**YOUR GOAL**
Find all lines in the records that include the word "this", and copy them out.
=== Section Start ===
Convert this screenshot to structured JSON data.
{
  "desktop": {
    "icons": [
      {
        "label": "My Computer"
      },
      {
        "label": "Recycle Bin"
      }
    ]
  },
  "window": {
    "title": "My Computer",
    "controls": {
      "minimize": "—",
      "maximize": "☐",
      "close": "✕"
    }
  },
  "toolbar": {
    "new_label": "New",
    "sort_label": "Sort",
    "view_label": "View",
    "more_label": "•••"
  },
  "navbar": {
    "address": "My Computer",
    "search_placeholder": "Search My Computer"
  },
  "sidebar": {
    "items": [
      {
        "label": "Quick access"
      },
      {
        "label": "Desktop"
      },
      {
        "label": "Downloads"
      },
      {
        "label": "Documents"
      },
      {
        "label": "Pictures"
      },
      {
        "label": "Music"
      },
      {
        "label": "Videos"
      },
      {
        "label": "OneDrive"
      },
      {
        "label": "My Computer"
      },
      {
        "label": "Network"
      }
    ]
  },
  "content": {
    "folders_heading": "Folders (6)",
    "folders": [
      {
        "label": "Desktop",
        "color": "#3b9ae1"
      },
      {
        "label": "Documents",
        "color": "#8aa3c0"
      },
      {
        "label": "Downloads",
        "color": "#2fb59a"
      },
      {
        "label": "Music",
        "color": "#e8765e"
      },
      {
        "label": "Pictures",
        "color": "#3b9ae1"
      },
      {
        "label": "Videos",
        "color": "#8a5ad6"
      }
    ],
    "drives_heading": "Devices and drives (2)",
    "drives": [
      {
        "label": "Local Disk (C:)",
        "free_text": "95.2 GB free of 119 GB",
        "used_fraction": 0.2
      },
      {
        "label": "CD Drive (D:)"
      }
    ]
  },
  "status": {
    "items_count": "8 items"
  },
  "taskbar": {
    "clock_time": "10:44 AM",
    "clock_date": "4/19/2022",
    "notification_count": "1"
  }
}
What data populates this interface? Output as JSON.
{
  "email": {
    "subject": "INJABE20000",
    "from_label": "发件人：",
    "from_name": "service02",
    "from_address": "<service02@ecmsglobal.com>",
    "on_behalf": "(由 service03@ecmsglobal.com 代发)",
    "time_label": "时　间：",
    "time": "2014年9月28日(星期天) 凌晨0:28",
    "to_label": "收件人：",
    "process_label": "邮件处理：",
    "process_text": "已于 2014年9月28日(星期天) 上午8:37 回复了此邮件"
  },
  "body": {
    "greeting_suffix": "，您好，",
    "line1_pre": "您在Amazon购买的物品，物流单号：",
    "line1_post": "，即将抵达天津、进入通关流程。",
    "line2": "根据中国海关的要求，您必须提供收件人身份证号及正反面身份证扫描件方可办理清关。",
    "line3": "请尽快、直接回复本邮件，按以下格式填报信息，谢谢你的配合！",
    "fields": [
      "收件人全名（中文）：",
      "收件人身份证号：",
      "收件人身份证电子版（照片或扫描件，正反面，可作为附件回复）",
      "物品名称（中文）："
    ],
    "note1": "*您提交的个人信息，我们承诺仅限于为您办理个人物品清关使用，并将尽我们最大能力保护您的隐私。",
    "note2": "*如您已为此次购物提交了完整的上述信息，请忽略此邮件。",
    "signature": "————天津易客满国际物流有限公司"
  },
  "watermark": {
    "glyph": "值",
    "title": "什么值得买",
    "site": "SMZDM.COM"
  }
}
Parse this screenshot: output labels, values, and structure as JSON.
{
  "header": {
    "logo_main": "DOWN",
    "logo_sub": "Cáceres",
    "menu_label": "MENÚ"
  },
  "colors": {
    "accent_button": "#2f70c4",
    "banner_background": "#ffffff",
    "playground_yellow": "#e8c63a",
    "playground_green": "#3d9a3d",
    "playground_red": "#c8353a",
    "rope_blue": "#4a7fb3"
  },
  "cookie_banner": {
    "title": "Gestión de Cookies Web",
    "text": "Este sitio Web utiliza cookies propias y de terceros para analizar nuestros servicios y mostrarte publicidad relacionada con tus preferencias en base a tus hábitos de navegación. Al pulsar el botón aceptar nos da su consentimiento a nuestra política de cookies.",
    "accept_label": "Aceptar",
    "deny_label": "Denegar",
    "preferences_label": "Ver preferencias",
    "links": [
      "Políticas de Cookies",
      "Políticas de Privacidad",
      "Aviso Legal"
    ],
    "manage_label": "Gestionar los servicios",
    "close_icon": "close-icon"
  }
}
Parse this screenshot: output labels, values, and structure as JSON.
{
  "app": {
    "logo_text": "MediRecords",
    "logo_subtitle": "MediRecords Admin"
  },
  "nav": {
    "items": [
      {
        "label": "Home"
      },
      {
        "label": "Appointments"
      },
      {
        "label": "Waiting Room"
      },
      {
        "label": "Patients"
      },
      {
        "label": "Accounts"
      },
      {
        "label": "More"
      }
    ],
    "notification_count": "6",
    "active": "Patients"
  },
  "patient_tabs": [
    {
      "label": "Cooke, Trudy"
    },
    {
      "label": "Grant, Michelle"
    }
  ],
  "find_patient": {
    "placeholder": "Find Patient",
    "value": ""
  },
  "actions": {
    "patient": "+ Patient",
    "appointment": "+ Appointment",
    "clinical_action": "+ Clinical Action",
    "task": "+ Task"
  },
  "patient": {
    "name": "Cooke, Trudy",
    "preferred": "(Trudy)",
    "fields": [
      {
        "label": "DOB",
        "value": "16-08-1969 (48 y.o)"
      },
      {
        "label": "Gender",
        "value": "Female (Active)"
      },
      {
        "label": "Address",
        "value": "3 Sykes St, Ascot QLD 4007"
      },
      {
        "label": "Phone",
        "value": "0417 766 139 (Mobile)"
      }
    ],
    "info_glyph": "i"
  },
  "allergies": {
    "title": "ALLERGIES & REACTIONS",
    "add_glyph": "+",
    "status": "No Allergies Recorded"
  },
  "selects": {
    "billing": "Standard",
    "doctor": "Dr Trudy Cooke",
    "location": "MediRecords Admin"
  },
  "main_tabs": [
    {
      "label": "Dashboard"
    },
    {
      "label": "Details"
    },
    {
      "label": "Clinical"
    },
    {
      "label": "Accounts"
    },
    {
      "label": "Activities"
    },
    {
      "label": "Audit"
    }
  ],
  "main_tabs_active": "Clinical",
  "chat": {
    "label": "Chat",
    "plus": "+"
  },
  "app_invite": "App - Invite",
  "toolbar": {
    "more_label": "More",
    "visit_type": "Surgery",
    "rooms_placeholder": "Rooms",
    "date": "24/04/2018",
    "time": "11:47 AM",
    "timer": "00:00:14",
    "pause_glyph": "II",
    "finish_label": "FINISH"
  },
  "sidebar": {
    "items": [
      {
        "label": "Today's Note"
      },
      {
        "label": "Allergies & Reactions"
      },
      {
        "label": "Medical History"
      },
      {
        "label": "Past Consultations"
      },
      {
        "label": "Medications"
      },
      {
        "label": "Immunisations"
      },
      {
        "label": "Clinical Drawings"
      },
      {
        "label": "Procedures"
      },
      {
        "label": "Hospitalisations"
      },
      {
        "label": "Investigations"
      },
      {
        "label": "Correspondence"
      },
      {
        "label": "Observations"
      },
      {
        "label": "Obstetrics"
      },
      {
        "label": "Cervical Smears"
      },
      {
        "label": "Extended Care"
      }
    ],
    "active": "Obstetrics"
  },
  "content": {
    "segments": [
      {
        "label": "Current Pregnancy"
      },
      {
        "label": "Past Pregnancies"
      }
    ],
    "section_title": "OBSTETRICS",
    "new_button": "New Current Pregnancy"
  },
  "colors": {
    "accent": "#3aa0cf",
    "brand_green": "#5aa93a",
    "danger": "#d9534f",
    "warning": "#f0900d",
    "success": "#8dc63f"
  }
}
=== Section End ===
**COMPLETED EXERCISE**
Convert this screenshot to structured JSON data.
What data populates this interface? Output as JSON.
Parse this screenshot: output labels, values, and structure as JSON.
Parse this screenshot: output labels, values, and structure as JSON.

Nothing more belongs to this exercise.